Source material:
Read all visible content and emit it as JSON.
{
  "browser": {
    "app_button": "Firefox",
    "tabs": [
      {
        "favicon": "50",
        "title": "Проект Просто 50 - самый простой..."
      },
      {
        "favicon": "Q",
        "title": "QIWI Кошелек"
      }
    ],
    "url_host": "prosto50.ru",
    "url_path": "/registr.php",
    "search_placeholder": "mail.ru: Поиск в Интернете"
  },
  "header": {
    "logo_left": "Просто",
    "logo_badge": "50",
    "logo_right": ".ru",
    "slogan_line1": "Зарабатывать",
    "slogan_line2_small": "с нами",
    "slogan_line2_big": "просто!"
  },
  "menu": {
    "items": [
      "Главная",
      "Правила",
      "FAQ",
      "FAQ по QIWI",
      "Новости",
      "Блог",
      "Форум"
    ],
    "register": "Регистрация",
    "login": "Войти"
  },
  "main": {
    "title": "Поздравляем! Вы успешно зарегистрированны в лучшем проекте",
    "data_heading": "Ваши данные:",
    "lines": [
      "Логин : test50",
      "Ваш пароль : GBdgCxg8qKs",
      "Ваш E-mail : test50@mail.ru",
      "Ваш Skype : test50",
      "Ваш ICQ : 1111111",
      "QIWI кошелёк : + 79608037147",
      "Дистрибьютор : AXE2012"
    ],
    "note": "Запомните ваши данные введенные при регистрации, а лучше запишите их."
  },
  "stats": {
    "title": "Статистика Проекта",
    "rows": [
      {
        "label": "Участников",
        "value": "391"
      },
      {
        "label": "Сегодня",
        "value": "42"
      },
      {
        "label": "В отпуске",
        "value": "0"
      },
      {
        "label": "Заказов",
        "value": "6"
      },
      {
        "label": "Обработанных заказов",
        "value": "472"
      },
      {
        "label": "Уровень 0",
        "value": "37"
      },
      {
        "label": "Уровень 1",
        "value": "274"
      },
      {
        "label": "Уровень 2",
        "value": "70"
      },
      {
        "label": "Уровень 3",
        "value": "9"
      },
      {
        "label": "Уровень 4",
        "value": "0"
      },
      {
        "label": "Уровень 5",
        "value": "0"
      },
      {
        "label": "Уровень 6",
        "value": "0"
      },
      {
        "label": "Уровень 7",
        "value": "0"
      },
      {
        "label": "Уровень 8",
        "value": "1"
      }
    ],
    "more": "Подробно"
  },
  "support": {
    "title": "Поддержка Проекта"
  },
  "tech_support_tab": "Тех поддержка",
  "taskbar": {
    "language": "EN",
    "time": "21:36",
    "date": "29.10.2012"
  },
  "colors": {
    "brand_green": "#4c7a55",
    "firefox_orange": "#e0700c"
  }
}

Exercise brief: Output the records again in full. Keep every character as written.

Answer to this task:
Read all visible content and emit it as JSON.
{
  "browser": {
    "app_button": "Firefox",
    "tabs": [
      {
        "favicon": "50",
        "title": "Проект Просто 50 - самый простой..."
      },
      {
        "favicon": "Q",
        "title": "QIWI Кошелек"
      }
    ],
    "url_host": "prosto50.ru",
    "url_path": "/registr.php",
    "search_placeholder": "mail.ru: Поиск в Интернете"
  },
  "header": {
    "logo_left": "Просто",
    "logo_badge": "50",
    "logo_right": ".ru",
    "slogan_line1": "Зарабатывать",
    "slogan_line2_small": "с нами",
    "slogan_line2_big": "просто!"
  },
  "menu": {
    "items": [
      "Главная",
      "Правила",
      "FAQ",
      "FAQ по QIWI",
      "Новости",
      "Блог",
      "Форум"
    ],
    "register": "Регистрация",
    "login": "Войти"
  },
  "main": {
    "title": "Поздравляем! Вы успешно зарегистрированны в лучшем проекте",
    "data_heading": "Ваши данные:",
    "lines": [
      "Логин : test50",
      "Ваш пароль : GBdgCxg8qKs",
      "Ваш E-mail : test50@mail.ru",
      "Ваш Skype : test50",
      "Ваш ICQ : 1111111",
      "QIWI кошелёк : + 79608037147",
      "Дистрибьютор : AXE2012"
    ],
    "note": "Запомните ваши данные введенные при регистрации, а лучше запишите их."
  },
  "stats": {
    "title": "Статистика Проекта",
    "rows": [
      {
        "label": "Участников",
        "value": "391"
      },
      {
        "label": "Сегодня",
        "value": "42"
      },
      {
        "label": "В отпуске",
        "value": "0"
      },
      {
        "label": "Заказов",
        "value": "6"
      },
      {
        "label": "Обработанных заказов",
        "value": "472"
      },
      {
        "label": "Уровень 0",
        "value": "37"
      },
      {
        "label": "Уровень 1",
        "value": "274"
      },
      {
        "label": "Уровень 2",
        "value": "70"
      },
      {
        "label": "Уровень 3",
        "value": "9"
      },
      {
        "label": "Уровень 4",
        "value": "0"
      },
      {
        "label": "Уровень 5",
        "value": "0"
      },
      {
        "label": "Уровень 6",
        "value": "0"
      },
      {
        "label": "Уровень 7",
        "value": "0"
      },
      {
        "label": "Уровень 8",
        "value": "1"
      }
    ],
    "more": "Подробно"
  },
  "support": {
    "title": "Поддержка Проекта"
  },
  "tech_support_tab": "Тех поддержка",
  "taskbar": {
    "language": "EN",
    "time": "21:36",
    "date": "29.10.2012"
  },
  "colors": {
    "brand_green": "#4c7a55",
    "firefox_orange": "#e0700c"
  }
}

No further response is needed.